Wilbur Ross Says U.S. and ZTE Have Reached an Agreement

  • Wilbur Ross Says U.S. and ZTE Have Reached an Agreement

Wilbur Ross Says U.S. and ZTE Have Reached an Agreement

For breaking an agreement that was put in place after it pleaded guilty to violating USA sanctions in 2017, the Department of Commerce banned all United States businesses from selling components to Chinese manufacturer ZTE for seven years in April.

Following the ban on selling USA -made hardware (and potentially software) to ZTE earlier this year, it appears that the company may have reached a compromise with the US government, according to Reuters.

The immediate ramifications of this deal are that although ZTE is becoming cash-poorer, this will allow them to resume day-to-day business operations and get the business moving again.

"The total deal is $1.4 billion".

"At about 6:00 A.M. this morning, we executed a definitive agreement with ZTE and that brings, that brings to a conclusion this phase of the developing with them", Ross said in an interview with CNBC.

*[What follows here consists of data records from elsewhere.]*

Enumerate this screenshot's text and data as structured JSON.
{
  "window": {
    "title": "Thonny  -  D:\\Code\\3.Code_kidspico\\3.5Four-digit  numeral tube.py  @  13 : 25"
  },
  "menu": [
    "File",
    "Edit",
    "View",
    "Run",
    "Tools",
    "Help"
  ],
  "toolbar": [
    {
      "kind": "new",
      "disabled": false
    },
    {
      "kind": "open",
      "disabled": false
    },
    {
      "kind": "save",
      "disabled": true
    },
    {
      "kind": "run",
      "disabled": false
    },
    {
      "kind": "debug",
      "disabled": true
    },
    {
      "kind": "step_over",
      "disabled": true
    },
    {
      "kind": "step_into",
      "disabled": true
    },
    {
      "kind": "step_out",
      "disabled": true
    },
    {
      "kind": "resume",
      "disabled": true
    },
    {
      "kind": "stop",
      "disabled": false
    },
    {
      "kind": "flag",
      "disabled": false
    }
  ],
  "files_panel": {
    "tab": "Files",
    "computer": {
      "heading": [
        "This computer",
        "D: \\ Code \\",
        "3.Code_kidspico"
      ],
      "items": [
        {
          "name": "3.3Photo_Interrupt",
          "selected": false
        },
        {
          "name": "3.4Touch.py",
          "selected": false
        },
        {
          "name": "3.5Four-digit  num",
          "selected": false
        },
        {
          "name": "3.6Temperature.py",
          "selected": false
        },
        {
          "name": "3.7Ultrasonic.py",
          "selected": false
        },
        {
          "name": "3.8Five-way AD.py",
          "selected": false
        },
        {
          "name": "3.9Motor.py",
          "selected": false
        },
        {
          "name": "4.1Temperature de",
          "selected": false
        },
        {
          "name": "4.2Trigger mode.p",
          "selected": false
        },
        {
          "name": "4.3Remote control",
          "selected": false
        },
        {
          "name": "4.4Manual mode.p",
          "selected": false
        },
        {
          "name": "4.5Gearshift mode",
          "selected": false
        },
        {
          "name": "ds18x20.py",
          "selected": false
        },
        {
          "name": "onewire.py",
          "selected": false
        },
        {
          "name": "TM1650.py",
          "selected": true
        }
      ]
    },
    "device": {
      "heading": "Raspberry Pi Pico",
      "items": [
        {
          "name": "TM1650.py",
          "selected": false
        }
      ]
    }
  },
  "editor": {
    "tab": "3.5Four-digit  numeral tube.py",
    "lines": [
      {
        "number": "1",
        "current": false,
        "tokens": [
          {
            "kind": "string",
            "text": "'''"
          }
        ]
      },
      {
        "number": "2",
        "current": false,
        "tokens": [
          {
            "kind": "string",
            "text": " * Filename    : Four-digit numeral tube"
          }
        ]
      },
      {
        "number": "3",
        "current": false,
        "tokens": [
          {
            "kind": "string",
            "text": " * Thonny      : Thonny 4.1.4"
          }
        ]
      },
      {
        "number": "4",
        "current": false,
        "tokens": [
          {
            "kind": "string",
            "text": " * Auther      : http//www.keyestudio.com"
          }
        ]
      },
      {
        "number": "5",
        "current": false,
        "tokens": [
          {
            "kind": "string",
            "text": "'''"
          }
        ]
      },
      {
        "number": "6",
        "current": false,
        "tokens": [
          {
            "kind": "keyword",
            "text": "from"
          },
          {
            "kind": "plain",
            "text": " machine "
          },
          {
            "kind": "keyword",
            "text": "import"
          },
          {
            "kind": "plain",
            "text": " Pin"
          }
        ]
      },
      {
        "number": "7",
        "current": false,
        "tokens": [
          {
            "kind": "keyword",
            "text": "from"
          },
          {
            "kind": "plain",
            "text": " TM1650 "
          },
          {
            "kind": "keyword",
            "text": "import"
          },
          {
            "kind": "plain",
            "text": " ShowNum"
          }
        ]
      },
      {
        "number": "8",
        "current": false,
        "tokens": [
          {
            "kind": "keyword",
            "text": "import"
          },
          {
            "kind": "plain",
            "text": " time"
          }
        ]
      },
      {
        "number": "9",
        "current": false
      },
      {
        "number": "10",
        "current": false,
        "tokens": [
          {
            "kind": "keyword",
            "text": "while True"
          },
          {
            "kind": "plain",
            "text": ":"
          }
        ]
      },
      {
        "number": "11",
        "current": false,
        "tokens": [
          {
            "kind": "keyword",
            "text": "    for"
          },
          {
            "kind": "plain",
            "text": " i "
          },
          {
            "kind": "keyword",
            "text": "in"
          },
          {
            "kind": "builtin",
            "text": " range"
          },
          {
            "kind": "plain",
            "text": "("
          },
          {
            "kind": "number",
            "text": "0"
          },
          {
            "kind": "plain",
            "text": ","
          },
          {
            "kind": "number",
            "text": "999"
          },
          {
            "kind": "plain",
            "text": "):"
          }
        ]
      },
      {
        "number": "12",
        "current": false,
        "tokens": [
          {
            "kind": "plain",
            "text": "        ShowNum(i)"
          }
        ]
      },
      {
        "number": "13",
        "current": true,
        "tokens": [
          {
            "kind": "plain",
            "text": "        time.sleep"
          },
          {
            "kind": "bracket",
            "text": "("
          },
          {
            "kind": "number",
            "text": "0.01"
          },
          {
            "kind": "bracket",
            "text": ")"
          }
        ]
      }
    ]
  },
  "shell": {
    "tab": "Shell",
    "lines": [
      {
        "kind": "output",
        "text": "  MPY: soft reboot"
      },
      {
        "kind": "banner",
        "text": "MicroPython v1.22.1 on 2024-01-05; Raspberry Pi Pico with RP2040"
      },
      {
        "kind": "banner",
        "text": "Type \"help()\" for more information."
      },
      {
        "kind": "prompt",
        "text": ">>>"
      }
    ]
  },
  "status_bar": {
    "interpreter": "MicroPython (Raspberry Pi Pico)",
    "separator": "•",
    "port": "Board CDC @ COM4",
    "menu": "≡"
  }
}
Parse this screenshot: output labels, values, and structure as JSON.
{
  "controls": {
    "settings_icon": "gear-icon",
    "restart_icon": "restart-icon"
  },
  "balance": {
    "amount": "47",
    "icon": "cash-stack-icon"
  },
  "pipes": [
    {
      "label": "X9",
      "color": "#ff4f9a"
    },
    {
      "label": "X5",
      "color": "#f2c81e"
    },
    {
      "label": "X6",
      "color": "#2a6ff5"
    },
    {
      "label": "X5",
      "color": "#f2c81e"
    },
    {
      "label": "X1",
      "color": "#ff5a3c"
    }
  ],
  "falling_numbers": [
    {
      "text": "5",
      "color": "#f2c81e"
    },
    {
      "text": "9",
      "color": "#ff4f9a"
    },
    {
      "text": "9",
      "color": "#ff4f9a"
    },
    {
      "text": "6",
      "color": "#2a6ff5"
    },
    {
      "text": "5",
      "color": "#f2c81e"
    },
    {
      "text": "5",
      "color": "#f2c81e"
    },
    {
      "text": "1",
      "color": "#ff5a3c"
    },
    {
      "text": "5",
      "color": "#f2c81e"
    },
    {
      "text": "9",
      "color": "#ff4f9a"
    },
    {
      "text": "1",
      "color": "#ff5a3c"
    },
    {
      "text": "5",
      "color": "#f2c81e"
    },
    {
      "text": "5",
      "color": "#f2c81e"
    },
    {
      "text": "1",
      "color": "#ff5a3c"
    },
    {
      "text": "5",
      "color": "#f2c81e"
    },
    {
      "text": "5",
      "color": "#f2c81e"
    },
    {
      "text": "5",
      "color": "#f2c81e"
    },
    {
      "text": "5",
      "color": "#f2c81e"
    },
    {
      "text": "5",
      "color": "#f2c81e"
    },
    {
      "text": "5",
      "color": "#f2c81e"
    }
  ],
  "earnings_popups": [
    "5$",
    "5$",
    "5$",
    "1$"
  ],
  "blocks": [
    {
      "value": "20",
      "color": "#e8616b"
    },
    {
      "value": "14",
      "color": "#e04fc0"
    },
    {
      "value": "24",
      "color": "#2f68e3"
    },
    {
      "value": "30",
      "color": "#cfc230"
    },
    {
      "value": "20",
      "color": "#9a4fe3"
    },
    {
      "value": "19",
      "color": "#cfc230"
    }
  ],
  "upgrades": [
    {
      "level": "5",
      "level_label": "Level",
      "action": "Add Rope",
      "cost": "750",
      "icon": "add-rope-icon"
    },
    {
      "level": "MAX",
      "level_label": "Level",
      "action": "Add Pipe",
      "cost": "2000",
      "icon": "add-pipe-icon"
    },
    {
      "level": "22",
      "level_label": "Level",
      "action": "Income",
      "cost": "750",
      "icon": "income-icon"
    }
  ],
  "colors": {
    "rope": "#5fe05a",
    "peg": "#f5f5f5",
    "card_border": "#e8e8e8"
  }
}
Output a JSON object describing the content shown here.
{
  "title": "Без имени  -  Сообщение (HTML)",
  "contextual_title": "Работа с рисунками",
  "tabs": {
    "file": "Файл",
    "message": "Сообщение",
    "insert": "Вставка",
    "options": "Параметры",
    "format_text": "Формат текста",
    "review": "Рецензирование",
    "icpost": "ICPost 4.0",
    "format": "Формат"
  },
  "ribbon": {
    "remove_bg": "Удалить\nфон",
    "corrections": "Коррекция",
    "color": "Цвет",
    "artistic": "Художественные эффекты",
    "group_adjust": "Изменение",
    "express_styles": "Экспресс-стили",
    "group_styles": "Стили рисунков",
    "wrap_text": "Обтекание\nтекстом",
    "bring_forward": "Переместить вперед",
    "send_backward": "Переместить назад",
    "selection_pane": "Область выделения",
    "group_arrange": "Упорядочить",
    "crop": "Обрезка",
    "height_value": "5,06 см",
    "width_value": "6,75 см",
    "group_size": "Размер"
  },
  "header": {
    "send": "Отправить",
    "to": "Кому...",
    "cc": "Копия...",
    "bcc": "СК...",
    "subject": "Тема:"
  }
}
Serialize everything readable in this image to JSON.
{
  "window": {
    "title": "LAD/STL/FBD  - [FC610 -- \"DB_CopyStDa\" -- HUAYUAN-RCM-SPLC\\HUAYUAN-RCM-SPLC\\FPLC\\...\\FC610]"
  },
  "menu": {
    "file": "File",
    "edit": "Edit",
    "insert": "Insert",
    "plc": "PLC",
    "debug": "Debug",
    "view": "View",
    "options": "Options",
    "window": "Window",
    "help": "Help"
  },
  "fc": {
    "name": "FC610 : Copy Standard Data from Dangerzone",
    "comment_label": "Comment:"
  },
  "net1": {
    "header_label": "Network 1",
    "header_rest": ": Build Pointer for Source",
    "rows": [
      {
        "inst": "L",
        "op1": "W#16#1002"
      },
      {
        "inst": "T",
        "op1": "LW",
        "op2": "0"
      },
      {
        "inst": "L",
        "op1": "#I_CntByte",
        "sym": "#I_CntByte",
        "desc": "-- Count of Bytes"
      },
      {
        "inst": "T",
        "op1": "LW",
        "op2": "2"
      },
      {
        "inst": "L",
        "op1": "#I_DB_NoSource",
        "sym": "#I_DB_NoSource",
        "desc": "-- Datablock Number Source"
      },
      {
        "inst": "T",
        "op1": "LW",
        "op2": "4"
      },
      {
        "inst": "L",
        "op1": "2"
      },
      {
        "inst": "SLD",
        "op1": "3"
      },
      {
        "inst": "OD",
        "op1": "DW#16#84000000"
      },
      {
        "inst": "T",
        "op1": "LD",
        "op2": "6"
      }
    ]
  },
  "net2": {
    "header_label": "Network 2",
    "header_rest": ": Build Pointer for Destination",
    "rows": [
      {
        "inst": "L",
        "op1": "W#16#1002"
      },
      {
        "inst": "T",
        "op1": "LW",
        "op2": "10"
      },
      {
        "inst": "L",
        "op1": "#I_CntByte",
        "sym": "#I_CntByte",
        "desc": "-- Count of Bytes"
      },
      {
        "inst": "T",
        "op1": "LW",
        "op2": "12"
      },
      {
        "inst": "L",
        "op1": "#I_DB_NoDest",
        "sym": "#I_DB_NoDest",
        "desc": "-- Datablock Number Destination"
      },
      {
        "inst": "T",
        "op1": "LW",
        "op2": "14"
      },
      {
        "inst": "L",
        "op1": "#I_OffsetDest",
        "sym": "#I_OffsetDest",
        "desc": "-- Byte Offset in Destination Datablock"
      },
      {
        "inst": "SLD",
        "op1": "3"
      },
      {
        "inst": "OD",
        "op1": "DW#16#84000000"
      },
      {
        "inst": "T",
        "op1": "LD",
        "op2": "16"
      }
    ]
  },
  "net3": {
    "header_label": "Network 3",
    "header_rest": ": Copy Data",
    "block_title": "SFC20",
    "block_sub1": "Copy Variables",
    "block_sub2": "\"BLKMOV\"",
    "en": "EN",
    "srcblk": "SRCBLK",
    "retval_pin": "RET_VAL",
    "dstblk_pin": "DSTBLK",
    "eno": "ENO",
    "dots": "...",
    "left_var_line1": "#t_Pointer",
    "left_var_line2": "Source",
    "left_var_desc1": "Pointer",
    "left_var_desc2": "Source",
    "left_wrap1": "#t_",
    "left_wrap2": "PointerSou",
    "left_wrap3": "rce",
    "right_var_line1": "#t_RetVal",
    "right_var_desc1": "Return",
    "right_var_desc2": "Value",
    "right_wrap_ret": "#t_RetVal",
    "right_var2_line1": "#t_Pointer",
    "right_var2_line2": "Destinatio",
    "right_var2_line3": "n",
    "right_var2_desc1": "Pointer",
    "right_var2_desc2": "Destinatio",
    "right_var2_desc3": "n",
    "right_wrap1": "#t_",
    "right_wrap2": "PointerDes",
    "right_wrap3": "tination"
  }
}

USA companies could soon be cleared to do business with China's ZTE, according to Reuters. These were chips and components made in America that ZTE uses to make its radio equipment.

ZTE also did not immediately respond to requests for comment.

■ ZTE must also change its board of directors and executive team within 30 days.

The company paid $892 million in fines, with an additional $300 million suspended to encourage compliance with the settlement. USA officials reached a deal on June 7, 2018, to ease sanctions that threatened to cripple Chinese smartphone maker ZTE, Ross said.

US senators said they plan legislation to roll back the agreement.

US President Donald Trump met with his trade advisers on Tuesday to discuss China's offer to import an extra $70 billion of American goods over a year in hopes of defusing a potential trade war between the world's two largest economies.

"I think where we ended up on ZTE is in a better place", said Gutierrez, who has been critical of other Trump administration trade policies. "It's unprecedented to have U.S. agents as monitors ..."

"The hope is accommodating China's concerns on ZTE will open the door to favorable decisions on Qualcomm and other deals", said Altbach.

ZTE's survival has been a topic of discussion in high-level U.S. "Export control and sanctions laws should not be negotiable, because fidelity to the rule of law is a key part of what distinguishes the USA from a country like China that is ruled by a Communist dictatorship". Smaller makers of optical components, including Oclaro and Acacia, rely more heavily on ZTE's business.